Pembroke’s going green by Hendrik Pröhl

Lent Term tends to be the busiest for Pembroke Orchard Green Society (POGS) as we put on Green Week, and this year was no exception. Installations and events ranged from a map detailing clothes production and shipping, to plastic bottle-fish dangling from the JP ceiling, film & TV show screenings, to one vegan and one locally sourced formal.

We had a staff and student bake-off as well as planting in used vegware cups, reaching dozens of people, both in Pembroke and other colleges.

All of this showed how simple it can be to make easy changes with great impacts in our daily behaviour, and the raised awareness that we all need to work towards protecting our environment.

Still, it was only one step in an ongoing discussion we need to keep having every day. To make sure Pembroke’s students are heard, we will have regular themed meetings to address specific issues and allow everyone to have their say, starting with waste recycling and College food policies – stay tuned!

Pembroke’s Week of Women, by Maya Tutton

Image credits to Maya Tutton

Image credits to Maya Tutton

For International Women’s Day this year, the Jo Cox Feminist Society teamed up with the GP Women’s Officer toputonaweekof activities celebrating the women of Pembroke and the wider world.

During the week we hosted a symposium with speakers to discuss the official

IWD theme: Balance for Better. Coming from academia, student politics and the business world, the panelists discussed different ways in which they believe balance can be achieved. Professor Bina Agarwal spoke about the importance of land and property rights for women in the Global South to balance out economic and wider societal disparities, and our very own Evie Aspinall, now CUSU President, discussed how the imbalance of power within University structures made her job all the more difficult.

On the day itself, we hosted an IWD formal open to all which celebrated the women of the College, from the students to the fellows to the staff. Having the female staff of the college attend the dinner and be thanked for all of their incredible work they do was especially important to us.

The week’s activities served to highlight not only how far we’ve come in the 35 years since women were let into the college but also how much still needs to be done in order to achieve a truly balanced world.

Inside ‘The Panel’, by Tek Kan Chung

Tek Kan Chung and Robert Panyi

Image credits to Theodoulos Hadjimatheou
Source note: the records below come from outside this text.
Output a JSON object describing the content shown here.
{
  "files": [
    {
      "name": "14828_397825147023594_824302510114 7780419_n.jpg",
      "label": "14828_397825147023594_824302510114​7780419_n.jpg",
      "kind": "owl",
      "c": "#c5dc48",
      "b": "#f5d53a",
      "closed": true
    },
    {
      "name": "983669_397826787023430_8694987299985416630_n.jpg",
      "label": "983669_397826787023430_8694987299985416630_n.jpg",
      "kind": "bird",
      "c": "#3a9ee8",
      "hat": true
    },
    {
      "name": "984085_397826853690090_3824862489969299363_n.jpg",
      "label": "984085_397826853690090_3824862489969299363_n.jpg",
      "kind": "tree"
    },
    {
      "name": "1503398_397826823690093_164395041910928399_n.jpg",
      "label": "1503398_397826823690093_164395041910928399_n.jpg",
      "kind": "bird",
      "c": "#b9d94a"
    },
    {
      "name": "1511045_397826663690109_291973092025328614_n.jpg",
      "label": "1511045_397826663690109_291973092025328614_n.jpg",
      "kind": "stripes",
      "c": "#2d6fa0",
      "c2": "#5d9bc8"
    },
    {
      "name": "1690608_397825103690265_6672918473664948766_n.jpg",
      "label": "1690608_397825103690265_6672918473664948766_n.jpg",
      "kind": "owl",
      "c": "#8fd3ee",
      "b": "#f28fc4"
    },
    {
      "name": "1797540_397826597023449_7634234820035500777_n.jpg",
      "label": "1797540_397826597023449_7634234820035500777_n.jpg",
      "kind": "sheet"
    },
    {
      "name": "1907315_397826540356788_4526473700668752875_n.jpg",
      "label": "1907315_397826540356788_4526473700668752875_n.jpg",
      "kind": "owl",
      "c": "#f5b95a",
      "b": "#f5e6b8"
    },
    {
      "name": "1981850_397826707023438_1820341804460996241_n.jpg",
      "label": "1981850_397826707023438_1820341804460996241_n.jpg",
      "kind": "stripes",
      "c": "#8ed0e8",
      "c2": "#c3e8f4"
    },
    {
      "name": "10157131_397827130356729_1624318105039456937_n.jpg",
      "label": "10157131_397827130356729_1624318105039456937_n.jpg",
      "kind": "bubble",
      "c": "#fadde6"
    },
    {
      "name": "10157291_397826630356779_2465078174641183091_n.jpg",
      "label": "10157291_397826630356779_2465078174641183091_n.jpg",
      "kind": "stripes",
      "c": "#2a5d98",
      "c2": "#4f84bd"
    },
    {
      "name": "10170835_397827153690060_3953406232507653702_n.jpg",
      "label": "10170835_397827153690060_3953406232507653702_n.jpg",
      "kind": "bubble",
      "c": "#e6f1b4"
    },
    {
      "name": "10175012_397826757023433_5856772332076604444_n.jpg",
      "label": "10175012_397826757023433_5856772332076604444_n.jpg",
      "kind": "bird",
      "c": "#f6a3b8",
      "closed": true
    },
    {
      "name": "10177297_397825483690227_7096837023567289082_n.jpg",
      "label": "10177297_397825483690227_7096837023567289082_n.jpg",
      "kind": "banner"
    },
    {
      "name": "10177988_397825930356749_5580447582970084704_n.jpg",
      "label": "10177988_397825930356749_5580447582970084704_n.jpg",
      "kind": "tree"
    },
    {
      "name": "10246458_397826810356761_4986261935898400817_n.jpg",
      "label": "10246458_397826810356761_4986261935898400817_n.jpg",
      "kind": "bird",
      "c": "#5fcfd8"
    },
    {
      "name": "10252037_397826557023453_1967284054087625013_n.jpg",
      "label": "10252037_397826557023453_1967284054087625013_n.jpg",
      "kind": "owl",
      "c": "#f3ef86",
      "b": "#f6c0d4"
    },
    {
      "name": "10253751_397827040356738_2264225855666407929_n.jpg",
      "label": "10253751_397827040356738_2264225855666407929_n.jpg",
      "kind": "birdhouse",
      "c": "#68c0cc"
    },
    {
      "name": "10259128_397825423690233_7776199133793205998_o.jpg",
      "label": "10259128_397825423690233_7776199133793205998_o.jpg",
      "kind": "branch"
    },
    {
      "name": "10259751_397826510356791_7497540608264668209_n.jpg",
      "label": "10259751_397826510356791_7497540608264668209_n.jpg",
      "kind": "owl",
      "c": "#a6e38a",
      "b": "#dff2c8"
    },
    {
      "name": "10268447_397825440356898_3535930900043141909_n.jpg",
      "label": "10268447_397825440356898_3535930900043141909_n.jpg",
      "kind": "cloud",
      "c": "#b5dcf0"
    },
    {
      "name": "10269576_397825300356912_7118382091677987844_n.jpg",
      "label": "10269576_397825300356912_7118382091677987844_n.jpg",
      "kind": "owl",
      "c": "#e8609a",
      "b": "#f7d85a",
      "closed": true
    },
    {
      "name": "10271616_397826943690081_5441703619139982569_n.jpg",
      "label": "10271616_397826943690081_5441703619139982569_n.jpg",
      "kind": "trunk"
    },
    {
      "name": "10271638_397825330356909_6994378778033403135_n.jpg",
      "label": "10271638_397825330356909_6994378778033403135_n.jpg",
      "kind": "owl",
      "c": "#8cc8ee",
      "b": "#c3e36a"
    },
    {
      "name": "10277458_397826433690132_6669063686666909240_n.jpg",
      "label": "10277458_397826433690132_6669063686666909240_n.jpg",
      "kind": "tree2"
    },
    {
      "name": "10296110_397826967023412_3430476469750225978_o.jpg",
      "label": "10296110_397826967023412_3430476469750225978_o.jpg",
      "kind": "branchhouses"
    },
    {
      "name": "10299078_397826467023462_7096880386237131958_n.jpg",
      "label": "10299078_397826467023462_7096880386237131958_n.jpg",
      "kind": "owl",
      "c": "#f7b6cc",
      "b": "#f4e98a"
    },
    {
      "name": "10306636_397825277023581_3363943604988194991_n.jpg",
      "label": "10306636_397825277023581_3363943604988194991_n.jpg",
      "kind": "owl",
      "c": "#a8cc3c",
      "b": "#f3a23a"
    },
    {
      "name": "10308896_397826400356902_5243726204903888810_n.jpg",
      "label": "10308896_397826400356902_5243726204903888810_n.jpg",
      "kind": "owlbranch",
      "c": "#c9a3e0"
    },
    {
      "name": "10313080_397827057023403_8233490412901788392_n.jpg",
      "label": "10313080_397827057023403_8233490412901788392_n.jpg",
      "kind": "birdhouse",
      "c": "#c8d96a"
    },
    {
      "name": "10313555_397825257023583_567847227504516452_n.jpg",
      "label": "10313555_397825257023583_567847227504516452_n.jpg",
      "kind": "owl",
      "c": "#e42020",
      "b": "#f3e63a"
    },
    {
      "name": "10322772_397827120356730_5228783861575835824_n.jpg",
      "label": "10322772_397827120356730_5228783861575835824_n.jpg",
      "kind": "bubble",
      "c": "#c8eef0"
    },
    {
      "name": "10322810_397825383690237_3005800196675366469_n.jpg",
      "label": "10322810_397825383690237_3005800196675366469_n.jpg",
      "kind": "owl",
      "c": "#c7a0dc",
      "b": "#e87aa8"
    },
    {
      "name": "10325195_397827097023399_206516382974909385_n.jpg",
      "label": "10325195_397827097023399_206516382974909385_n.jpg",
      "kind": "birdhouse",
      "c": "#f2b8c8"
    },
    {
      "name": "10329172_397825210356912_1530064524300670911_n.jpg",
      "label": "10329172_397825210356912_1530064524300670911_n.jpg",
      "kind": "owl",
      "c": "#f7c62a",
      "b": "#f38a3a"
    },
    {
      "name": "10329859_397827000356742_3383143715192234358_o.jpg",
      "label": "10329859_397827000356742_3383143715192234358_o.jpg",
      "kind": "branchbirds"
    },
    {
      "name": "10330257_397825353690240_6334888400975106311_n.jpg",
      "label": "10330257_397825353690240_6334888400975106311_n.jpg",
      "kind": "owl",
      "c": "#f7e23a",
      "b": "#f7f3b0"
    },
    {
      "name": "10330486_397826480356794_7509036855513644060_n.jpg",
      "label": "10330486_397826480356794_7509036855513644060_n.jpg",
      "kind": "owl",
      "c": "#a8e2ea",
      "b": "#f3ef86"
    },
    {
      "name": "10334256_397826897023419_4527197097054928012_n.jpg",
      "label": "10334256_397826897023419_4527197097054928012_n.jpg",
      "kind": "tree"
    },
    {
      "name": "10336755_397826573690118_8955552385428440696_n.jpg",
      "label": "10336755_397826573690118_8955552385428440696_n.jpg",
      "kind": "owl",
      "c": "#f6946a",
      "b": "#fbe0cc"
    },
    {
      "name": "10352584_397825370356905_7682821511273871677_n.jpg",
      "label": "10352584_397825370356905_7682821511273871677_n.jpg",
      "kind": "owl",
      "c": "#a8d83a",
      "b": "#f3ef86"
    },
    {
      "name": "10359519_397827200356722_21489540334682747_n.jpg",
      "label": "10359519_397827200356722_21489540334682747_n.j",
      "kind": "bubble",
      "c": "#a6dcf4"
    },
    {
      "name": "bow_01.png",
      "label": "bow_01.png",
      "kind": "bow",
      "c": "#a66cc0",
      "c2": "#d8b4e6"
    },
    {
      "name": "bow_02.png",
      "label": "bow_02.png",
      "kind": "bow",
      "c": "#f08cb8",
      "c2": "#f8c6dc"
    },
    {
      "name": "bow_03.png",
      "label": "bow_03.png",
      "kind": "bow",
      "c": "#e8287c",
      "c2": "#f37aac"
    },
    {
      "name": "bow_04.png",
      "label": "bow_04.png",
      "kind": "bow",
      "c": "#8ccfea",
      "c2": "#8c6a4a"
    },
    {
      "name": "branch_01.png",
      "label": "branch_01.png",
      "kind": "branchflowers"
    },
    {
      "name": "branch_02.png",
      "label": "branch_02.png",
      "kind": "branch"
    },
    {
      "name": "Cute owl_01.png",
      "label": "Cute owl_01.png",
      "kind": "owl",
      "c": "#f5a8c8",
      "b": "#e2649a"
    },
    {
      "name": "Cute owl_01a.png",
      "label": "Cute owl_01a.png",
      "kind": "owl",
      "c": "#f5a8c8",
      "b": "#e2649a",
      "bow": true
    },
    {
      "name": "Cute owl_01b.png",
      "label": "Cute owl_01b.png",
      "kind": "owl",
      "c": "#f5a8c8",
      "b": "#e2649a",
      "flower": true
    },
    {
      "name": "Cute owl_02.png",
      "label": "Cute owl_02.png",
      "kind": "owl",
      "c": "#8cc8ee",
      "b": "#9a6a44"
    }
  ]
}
"The Panel" is a panel discussion society started this year by Robert and Tek with the aim to see what six Cambridge students (panelists) can come up with on an intellectual, political or philosophical question, and through doing do, to demonstrate the power of constructive discussions with people of different viewpoints and disciplines.

We hope to engage with the wider student body and we welcome people from all backgrounds. Out of the six public panel events so far, the highlights include discussions on "Masculinity and Femininity" and “Human Gene Editing".

This is the place to be if you're willing to tackle the hardest questions in depth and not settling for simple answers. (Usually every Sunday 7 - 9pm, Nihon Room)